## [TASK OBJECTIVE]
How many lines of the data include the string "format"? State that number alone.

§ §

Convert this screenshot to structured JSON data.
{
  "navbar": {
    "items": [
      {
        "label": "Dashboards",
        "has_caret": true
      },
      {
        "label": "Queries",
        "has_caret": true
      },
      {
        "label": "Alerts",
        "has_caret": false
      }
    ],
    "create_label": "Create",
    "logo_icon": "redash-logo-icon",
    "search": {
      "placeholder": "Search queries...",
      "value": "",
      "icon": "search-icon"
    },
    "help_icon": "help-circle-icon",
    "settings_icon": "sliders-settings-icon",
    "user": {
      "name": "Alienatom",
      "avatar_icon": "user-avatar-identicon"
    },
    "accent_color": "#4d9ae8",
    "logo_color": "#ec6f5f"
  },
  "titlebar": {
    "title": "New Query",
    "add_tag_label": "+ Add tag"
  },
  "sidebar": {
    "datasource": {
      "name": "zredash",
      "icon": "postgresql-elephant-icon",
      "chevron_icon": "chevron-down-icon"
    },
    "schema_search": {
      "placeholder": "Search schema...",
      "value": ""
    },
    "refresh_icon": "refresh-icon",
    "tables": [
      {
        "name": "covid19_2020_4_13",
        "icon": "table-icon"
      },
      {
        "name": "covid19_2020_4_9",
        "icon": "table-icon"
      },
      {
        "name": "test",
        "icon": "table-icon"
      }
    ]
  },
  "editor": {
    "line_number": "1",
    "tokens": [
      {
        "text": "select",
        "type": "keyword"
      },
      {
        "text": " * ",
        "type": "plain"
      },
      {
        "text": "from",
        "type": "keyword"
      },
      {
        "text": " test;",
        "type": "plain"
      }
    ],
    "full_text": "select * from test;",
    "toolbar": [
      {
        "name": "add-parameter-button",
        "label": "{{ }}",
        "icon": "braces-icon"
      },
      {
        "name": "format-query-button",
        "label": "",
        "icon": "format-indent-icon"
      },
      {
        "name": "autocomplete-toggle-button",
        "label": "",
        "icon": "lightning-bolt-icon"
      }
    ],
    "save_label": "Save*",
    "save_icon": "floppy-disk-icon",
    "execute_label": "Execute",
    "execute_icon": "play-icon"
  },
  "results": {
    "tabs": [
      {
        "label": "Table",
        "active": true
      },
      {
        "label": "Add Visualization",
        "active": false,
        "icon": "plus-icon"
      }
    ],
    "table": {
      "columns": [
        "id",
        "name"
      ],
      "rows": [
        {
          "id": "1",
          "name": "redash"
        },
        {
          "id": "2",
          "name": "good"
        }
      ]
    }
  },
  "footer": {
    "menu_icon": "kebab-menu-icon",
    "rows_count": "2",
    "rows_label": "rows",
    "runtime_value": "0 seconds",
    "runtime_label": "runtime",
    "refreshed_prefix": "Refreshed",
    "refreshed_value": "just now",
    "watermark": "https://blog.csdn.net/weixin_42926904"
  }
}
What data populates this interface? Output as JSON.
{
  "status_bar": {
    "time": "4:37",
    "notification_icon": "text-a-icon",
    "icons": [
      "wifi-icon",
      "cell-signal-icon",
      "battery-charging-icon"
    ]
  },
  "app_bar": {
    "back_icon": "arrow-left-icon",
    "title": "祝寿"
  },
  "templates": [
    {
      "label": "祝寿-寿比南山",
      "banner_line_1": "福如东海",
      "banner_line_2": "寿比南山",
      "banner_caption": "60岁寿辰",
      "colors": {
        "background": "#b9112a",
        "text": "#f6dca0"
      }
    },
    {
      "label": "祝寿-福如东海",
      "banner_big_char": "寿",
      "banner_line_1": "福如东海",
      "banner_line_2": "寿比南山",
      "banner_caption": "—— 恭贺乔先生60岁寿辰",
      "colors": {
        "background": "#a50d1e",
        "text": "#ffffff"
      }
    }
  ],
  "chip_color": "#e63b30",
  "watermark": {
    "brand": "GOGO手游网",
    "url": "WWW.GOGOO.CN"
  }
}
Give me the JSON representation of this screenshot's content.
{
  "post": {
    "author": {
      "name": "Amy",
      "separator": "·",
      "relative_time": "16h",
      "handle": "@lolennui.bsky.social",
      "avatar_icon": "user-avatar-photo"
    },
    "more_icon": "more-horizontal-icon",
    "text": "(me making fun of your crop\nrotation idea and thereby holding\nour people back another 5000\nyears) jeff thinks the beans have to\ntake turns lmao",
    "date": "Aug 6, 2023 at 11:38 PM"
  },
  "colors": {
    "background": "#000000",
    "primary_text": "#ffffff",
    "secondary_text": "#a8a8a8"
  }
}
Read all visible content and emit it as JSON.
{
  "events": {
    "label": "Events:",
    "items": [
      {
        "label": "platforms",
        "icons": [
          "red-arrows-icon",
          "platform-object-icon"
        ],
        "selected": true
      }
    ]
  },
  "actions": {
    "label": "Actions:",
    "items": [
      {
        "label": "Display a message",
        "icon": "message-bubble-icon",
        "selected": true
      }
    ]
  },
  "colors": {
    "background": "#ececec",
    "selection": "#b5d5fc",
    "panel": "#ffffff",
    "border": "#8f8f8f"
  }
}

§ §

## [TASK ANSWER]
2